Taking the whole idea one step further, the individual units could be built with double hulls, providing enough reserve flotation to allow them to float, albeit with little reserve buoyancy and with decks awash, even when fully flooded. This would allow them to be assembled into complete vessels or platforms on the water. End units would even be navigable under their own power when unmated and fully flooded – the machinery spaces, located in the ballast tank area, would be sealed and connected with the deck by a narrow trunk like the conning tower of an old-style submarine. This in turn would allow end units and center units to be assembled in separate areas, the end units, mated in pairs, being driven under their own power to where their center units awaited them. The mating operation itself could be carried out in open water, with the end units connecting, independently, with center units one by one until they had enough between them; then the two half-vessels would maneuver to join up.

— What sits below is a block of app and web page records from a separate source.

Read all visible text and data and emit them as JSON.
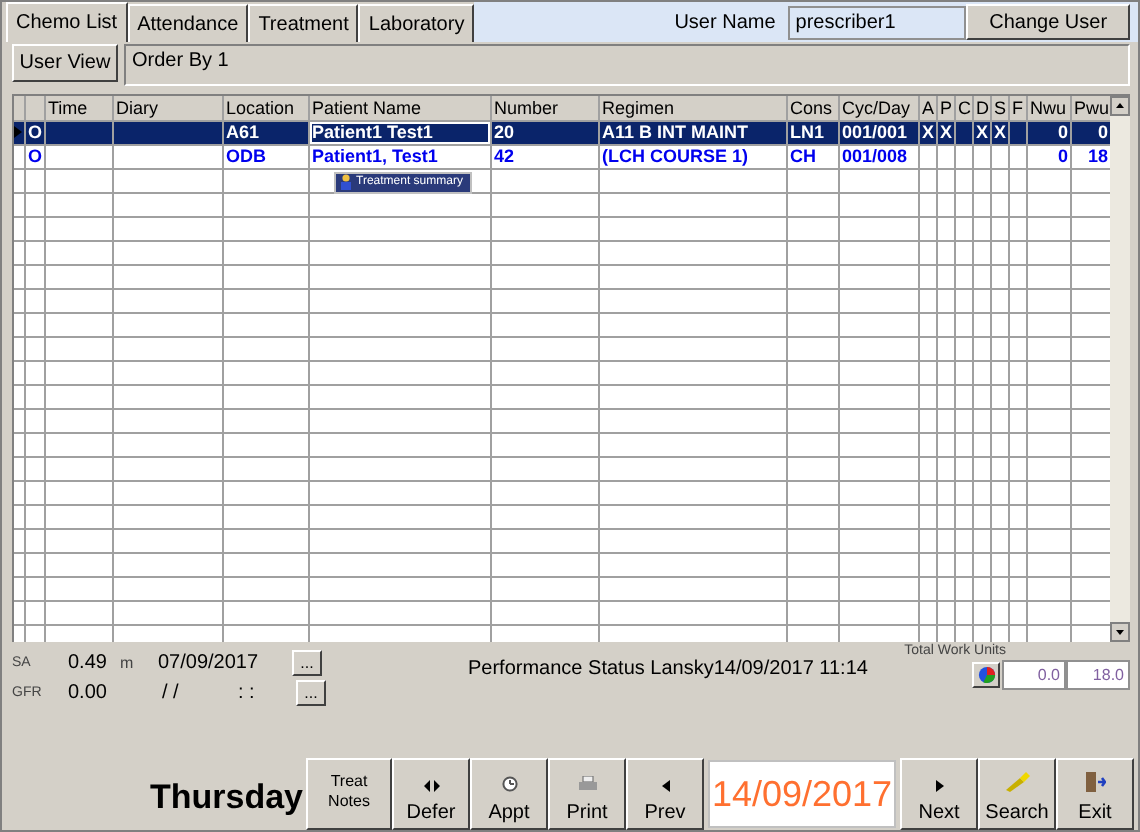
{
  "tabs": [
    {
      "label": "Chemo List",
      "selected": true
    },
    {
      "label": "Attendance",
      "selected": false
    },
    {
      "label": "Treatment",
      "selected": false
    },
    {
      "label": "Laboratory",
      "selected": false
    }
  ],
  "user_name": {
    "label": "User Name",
    "value": "prescriber1"
  },
  "change_user_button": "Change User",
  "user_view_button": "User View",
  "order_by": "Order By 1",
  "table": {
    "columns": [
      "Time",
      "Diary",
      "Location",
      "Patient Name",
      "Number",
      "Regimen",
      "Cons",
      "Cyc/Day",
      "A",
      "P",
      "C",
      "D",
      "S",
      "F",
      "Nwu",
      "Pwu"
    ],
    "rows": [
      {
        "selected": true,
        "status": "O",
        "cells": [
          null,
          null,
          "A61",
          "Patient1 Test1",
          "20",
          "A11 B INT MAINT",
          "LN1",
          "001/001",
          "X",
          "X",
          null,
          "X",
          "X",
          null,
          "0",
          "0"
        ]
      },
      {
        "selected": false,
        "status": "O",
        "cells": [
          null,
          null,
          "ODB",
          "Patient1, Test1",
          "42",
          "(LCH COURSE 1)",
          "CH",
          "001/008",
          null,
          null,
          null,
          null,
          null,
          null,
          "0",
          "18"
        ]
      }
    ]
  },
  "tooltip": "Treatment summary",
  "sa": {
    "label": "SA",
    "value": "0.49",
    "unit": "m",
    "date": "07/09/2017",
    "button": "..."
  },
  "gfr": {
    "label": "GFR",
    "value": "0.00",
    "date": "/ /",
    "time": ": :",
    "button": "..."
  },
  "performance_status": "Performance Status  Lansky14/09/2017 11:14",
  "total_work_units": {
    "label": "Total Work Units",
    "nwu": "0.0",
    "pwu": "18.0"
  },
  "day": "Thursday",
  "buttons_left": [
    {
      "label": "Treat Notes",
      "kind": "plain"
    },
    {
      "label": "Defer",
      "kind": "defer"
    },
    {
      "label": "Appt",
      "kind": "appt"
    },
    {
      "label": "Print",
      "kind": "print"
    },
    {
      "label": "Prev",
      "kind": "prev"
    }
  ],
  "date": "14/09/2017",
  "buttons_right": [
    {
      "label": "Next",
      "kind": "next"
    },
    {
      "label": "Search",
      "kind": "search"
    },
    {
      "label": "Exit",
      "kind": "exit"
    }
  ]
}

When newly assembled, the new platform would look like a monitor without the gun-turret, deck flush with the water, but with the hull complete it would gradually be pumped dry inside, ready for fitting-out. It might even be possible to equip the propulsion units to serve as high volume, low pressure pumps, at least in the initial stages of pumping-out.

Materials and manufacturing technology are pretty much ad lib. – steel or aluminum, riveted or welded are feasible, but my favorite is of course ferrocement, which if properly executed can be longer-lived than any other material. Joining method for mating the sections is also up in the air. If the sections are made of steel and they were intended to remain assembled, welding would be the obvious method of choice; bolts are the obvious reversible method, but they are very expensive and would have to be fitted, in our hypothetical open-water assembly method, by divers working underwater and in very poor visibility. One technique that appeals to me is adapted from a system developed for assembling buildings from prefabricated panels in earthquake-prone areas, namely lacing the structure together with steel cables. For permanent assembly, the cables can be grouted into their channels; otherwise they can be secured with cable thimbles at their ends. Post-tensioning would then be possible, which would relieve bending loads on very long assemblies.

Armstrong’s patents:
Canada:
253,140
628,310

US:
1,378,394
1,511,153
1,892,125
2,248,051
2,399,611
2,963,868

France:
532,360
572,543

Burgess’ critique: US Navy Bureau of Aeronautics, Lighter than Air Section, Design Memorandum No. 157, February 1934, “A Proposal for a Single Hulled Seadrome,” by C. P. Burgess. Available from the Files section of the Nation-Builders group on Yahoogroups (see link above).

Powered by WordPress